> Problem description:
Which lines in the records below contain the word "true"? Return each of them.

******

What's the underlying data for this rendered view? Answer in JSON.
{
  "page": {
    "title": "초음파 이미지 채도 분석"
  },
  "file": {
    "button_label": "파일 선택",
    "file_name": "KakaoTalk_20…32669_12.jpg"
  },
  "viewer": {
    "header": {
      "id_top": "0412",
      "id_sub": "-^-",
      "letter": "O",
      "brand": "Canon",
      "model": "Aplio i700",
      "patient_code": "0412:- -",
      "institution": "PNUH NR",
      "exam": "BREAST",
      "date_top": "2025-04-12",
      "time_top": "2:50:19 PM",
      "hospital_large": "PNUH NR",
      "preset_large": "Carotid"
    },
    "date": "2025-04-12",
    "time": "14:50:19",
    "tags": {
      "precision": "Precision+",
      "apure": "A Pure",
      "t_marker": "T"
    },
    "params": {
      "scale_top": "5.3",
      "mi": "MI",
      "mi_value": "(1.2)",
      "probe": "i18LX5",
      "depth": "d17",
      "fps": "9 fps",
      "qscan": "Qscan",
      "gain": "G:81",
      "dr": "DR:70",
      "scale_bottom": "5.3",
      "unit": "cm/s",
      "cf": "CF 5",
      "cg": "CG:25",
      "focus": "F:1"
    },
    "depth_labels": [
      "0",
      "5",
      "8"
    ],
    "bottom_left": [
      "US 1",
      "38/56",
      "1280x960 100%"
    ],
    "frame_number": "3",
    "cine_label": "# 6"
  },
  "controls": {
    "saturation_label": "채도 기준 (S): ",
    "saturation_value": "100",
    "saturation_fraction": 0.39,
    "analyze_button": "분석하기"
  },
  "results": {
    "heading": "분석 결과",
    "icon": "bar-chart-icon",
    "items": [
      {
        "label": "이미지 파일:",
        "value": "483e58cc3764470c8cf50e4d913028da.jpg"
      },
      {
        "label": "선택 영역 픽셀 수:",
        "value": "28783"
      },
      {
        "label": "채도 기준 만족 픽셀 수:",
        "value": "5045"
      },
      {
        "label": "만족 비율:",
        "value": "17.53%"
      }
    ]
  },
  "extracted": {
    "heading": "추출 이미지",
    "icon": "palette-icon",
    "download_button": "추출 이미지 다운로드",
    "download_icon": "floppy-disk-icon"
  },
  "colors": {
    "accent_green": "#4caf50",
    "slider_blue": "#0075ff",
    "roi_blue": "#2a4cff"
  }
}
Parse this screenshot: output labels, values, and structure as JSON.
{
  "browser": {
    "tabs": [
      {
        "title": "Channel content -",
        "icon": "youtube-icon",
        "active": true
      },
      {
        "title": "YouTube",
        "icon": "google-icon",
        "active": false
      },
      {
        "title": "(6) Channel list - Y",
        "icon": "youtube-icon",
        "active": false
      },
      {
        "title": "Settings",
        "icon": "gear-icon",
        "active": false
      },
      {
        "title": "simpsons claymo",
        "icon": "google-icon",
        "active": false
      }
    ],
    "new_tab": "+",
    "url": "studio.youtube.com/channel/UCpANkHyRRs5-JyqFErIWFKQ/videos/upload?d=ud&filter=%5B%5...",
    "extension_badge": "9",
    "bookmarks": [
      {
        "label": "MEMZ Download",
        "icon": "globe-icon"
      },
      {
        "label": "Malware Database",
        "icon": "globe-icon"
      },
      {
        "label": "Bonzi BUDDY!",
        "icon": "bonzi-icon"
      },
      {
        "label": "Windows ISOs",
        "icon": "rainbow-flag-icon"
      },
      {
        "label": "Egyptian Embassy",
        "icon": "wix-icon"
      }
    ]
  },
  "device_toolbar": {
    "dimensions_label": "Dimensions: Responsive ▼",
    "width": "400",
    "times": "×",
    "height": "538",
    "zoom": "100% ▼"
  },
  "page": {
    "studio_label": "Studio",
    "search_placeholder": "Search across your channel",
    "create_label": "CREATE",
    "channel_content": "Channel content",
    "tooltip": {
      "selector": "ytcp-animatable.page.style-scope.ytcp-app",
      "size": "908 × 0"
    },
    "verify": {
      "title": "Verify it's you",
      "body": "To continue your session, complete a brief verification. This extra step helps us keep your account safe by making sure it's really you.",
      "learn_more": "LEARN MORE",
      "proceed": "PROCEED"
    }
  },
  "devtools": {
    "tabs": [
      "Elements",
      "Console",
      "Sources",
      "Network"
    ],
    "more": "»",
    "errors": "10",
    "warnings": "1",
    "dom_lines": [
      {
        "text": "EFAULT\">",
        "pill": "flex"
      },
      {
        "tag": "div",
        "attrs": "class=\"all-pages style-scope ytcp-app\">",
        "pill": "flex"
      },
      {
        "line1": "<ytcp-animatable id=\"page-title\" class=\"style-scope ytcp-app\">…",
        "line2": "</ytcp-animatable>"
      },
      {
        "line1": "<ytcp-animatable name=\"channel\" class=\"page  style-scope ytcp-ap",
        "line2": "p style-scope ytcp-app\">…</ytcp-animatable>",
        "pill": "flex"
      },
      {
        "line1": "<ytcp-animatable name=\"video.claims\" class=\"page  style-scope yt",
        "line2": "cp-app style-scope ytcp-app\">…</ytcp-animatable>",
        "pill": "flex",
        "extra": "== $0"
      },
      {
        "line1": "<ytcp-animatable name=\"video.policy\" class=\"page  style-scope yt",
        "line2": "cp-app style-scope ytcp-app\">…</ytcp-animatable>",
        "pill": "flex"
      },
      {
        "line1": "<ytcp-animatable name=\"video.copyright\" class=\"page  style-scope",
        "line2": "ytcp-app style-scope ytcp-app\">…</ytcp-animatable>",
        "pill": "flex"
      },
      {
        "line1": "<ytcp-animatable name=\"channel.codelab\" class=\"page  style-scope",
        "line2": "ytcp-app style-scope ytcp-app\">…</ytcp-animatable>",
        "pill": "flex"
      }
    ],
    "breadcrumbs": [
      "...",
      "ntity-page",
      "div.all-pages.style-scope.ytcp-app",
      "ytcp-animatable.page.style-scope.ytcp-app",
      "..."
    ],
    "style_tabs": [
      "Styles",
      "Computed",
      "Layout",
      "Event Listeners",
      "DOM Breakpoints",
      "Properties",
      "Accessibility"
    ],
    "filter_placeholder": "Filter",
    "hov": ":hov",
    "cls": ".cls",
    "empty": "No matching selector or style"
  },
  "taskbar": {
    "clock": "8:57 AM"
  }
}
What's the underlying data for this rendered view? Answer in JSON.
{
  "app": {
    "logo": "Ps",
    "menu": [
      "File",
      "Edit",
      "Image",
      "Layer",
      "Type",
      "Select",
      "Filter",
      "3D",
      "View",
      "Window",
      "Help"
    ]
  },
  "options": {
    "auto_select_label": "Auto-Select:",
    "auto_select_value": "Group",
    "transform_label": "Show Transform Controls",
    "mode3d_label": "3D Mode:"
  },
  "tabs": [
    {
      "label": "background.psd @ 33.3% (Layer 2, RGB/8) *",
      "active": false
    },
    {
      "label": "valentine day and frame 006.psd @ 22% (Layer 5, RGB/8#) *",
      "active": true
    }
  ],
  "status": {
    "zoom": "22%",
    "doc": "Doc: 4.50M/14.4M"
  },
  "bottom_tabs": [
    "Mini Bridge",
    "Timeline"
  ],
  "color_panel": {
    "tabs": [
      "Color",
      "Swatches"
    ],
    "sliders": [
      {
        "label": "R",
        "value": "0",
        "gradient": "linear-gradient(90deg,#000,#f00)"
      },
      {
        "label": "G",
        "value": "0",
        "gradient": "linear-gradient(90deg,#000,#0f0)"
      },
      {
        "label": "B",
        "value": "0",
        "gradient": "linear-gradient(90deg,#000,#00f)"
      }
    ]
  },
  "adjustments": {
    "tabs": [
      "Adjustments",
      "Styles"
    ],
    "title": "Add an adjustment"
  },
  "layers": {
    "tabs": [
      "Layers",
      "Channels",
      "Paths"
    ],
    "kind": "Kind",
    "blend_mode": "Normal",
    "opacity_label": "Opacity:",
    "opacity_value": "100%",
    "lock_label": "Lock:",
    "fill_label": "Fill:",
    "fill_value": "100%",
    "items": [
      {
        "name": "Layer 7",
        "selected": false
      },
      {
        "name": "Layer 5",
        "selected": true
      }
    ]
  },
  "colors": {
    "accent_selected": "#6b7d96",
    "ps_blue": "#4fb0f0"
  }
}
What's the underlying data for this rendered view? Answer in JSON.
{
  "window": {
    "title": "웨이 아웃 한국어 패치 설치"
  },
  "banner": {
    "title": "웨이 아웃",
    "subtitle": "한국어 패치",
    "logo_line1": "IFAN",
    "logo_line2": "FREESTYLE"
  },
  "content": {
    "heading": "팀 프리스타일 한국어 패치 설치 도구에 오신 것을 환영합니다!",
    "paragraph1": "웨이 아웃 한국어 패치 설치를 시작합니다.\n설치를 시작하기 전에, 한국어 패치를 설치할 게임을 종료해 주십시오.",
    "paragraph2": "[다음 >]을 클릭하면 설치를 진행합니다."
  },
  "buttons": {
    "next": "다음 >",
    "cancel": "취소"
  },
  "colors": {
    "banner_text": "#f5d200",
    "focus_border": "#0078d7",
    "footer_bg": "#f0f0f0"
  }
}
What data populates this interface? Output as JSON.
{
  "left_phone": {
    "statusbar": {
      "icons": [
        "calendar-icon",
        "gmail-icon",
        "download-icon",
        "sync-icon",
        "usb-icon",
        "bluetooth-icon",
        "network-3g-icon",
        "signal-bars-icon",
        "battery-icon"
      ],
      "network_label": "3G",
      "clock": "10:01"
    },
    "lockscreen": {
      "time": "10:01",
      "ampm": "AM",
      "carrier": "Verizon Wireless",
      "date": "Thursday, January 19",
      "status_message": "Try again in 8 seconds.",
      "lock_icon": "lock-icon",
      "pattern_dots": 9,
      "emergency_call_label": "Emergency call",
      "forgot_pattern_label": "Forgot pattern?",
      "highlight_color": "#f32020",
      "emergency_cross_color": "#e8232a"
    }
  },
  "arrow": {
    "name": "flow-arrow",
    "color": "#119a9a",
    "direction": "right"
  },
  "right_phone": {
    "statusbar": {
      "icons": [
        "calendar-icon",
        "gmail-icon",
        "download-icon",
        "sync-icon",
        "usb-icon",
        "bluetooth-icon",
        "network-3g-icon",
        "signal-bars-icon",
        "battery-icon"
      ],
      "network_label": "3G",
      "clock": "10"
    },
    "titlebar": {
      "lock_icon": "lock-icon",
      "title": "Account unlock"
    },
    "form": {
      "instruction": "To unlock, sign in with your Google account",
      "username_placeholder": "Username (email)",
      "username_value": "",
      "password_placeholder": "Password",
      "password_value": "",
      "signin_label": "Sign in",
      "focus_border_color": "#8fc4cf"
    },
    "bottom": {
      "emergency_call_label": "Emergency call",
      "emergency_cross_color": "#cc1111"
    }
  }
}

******

> Written response:
        "active": true
      "active": true
        "selected": true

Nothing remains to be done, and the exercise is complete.